Returning to the Bolton example for a final time, look at Johan Elmander. Labelled a expensive flop under Megson, all of sudden he is a player reborn under Coyle. He said himself when comparing the two managers: “It doesn't help to stare and scream at me. I got tired the more of it I heard.
“Owen Coyle is a great coach, who I really enjoy working with. As soon as he came to the club I started to play well, even though the goals didn't come right away.”
Gretar Steinsson, another Megson signing, said: "It's totally different from the first years when I was here, being in a team that actually believe they can get points against the strong sides instead of just hoping for a draw."
Inspiration and positive approachLiverpool and NESV do not have to accept mediocrity. They shouldn't be happy with a plucky defeat at Spurs or progress in Europe's second-rate competition. The squad is capable of more – 11 of the 23 players that achieved Liverpool's best away record in the past 20 years are still on the books.
And while Xabi Alonso and Javier Mascherano have left, Raul Meireles and Glen Johnson have joined. The wage bill alone at Liverpool should dictate a certain level of success.
Perhaps inspiration and a positive approach could make the difference. Sadly, the likelihood is we'll never know the answer to that question under Hodgson.
Asked about Liverpool's poor form away, he recently said: “If you ask me why, when we have such a good set of quality players, then the only true answer is I wish I knew. There should be no reason, because we have a team that can win away from home.”
So Roy is looking at the players, knowing they're good enough, yet puzzled by why they are not performing.

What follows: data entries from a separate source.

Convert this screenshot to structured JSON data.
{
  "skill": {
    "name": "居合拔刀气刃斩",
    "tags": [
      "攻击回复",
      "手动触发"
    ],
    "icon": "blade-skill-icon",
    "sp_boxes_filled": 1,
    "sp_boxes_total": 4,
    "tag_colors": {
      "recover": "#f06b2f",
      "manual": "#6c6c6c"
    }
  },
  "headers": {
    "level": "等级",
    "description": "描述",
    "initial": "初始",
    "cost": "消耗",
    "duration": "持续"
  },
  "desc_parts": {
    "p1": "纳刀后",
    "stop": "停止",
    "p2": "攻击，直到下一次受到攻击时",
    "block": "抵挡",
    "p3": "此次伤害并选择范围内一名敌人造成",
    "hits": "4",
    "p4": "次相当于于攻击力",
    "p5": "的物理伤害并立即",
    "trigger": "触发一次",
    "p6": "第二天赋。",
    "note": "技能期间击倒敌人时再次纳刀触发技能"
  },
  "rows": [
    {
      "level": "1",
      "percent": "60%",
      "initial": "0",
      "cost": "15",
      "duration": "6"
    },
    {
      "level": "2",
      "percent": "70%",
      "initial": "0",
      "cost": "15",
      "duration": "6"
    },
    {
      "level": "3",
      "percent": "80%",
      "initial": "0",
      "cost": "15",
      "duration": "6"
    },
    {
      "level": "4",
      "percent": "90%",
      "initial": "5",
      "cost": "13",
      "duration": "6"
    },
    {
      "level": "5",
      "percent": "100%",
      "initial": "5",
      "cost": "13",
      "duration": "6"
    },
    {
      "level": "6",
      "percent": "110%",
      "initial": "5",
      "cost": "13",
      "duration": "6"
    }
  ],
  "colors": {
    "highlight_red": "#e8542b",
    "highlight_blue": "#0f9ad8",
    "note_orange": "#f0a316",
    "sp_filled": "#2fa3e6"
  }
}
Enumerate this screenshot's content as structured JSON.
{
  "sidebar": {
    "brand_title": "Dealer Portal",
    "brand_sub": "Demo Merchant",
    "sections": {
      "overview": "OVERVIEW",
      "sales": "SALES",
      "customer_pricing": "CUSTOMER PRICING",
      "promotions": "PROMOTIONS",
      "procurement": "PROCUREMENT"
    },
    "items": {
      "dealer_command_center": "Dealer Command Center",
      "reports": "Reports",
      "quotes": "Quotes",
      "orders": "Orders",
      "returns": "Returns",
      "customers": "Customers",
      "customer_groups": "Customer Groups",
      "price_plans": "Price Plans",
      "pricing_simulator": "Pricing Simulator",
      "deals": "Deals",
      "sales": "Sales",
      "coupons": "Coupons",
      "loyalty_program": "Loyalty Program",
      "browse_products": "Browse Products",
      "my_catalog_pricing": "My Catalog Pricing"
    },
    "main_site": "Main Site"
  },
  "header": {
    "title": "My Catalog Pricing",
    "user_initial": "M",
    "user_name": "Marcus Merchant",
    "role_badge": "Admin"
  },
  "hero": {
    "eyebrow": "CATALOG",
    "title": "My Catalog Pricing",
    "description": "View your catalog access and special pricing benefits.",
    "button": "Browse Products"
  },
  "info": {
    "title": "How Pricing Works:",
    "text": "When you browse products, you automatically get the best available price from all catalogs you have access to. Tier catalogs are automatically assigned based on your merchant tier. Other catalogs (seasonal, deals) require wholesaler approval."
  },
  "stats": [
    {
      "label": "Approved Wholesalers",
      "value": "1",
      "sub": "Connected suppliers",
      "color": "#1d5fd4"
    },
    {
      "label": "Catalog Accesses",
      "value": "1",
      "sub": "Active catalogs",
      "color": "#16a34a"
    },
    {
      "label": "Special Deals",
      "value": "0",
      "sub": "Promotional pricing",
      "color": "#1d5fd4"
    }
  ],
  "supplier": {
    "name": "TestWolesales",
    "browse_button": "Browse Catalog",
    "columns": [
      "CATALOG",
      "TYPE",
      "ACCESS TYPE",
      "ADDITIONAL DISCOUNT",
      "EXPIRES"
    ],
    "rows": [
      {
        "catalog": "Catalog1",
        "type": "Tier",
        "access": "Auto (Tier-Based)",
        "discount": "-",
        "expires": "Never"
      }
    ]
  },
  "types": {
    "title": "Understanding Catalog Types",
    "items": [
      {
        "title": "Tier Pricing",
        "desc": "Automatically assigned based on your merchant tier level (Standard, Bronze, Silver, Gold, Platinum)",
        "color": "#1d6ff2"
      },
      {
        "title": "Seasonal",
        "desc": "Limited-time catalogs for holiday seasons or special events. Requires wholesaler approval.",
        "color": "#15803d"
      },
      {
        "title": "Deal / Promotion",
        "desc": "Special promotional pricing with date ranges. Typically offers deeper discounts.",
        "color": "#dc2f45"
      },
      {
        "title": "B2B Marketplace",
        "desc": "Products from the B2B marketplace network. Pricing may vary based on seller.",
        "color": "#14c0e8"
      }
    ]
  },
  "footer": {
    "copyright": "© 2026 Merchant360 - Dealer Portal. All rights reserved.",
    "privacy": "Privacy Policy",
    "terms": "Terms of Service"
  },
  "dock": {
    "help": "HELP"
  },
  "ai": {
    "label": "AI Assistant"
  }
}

Perhaps the players are looking at Roy, knowing he's not good enough and that's why they are not performing.